Quantum computing, a study changes the data measurement capability

A single optical chip can measure a source of photons, opening up new quantum developments

Quantum computing: A multidisciplinary team has created an efficient method to measure qudits, a kind of photon source, on a single optical chip, using already available experimental and computational resources. Although the word ‘qudit’ may seem like a typo, this lesser-known relative of the qubit, or quantum bit, has the ability to carry more data and is more resistant to noise, two fundamental characteristics needed to improve the performance of quantum networks, quantum key distribution systems and, eventually, the quantum internet. Unlike traditional computer bits, which classify data as one or zero, qubits can contain one, zero or both values. This is due to superposition, a phenomenon that allows several quantum states to exist simultaneously.

The ‘d’ in qudit refers to the variety of levels or values that can be encoded on a photon. Conventional qubits only have two levels, but by adding more, they become qudits. Researchers at the Swiss Federal Institute of Technology in Lausanne, or EPFL, Purdue University and the US Department of Energy’s Oak Ridge National Laboratory completed the characterization of an entangled pair of eight-level qubits that formed a 64-dimensional quantum space, quadrupling the previous record for discrete-frequency modes. Their findings were published in the journal Nature Communications.

Quantum computing
Quantum computing

New computing era

“We have always known that it is possible to encode qudits of level 10 or 20 or even higher using photon colors or optical frequencies, but the problem is that measuring these particles is very difficult,” said Hsuan-Hao Lu, a research associate at ORNL. “This is the value of the research: we have found an efficient and innovative technique that is relatively easy to do experimentally.” The qudits are even more difficult to measure.

Despite these challenges, pairs of two qudits in the form of photons trapped in their frequencies are suitable for carrying quantum information because they can follow a predetermined path through the optical fibre without being significantly modified by their environment. “We combined state-of-the-art frequency container fabrication with light sources, then used our technique to characterize quantum entanglement of high-dimensional qudits with a level of precision never shown before,” said Joseph Lukens, Wigner Fellow and researcher at ORNL.

The researchers began their experiments by shining a laser into a micro-ring resonator, a circular device on a chip manufactured by EPFL designed to generate non-classical light. This powerful photon source occupies 1 square millimetre of space – comparable in size to the tip of a sharp pencil – and allowed the team to generate quantum frequency bin pairs. The researchers are now fine-tuning their measurement method in preparation for a series of experiments. By sending signals through optical fibre, they aim to test quantum communication protocols such as teleportation, a method for transporting quantum information, and entanglement exchange, which is the process of entangling two previously unrelated particles.

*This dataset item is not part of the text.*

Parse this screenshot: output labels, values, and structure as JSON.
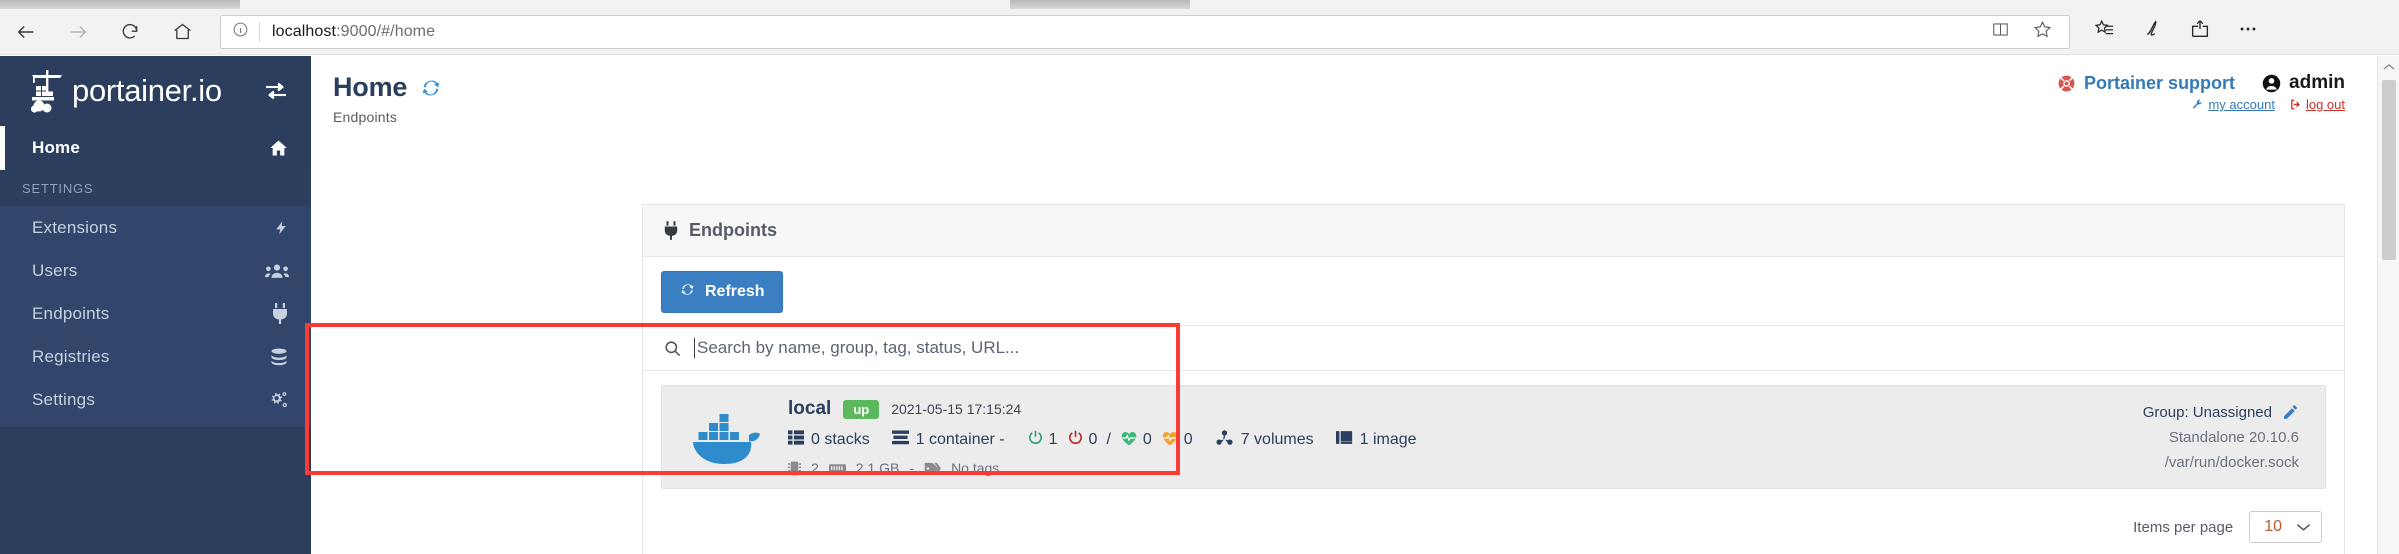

Antonino Caffo has been involved in journalism, particularly technology, for fifteen years. He is interested in topics related to the world of IT security but also consumer electronics. Antonino writes for the most important Italian generalist and trade publications. You can see him, sometimes, on television explaining how technology works, which is not as trivial for everyone as it seems.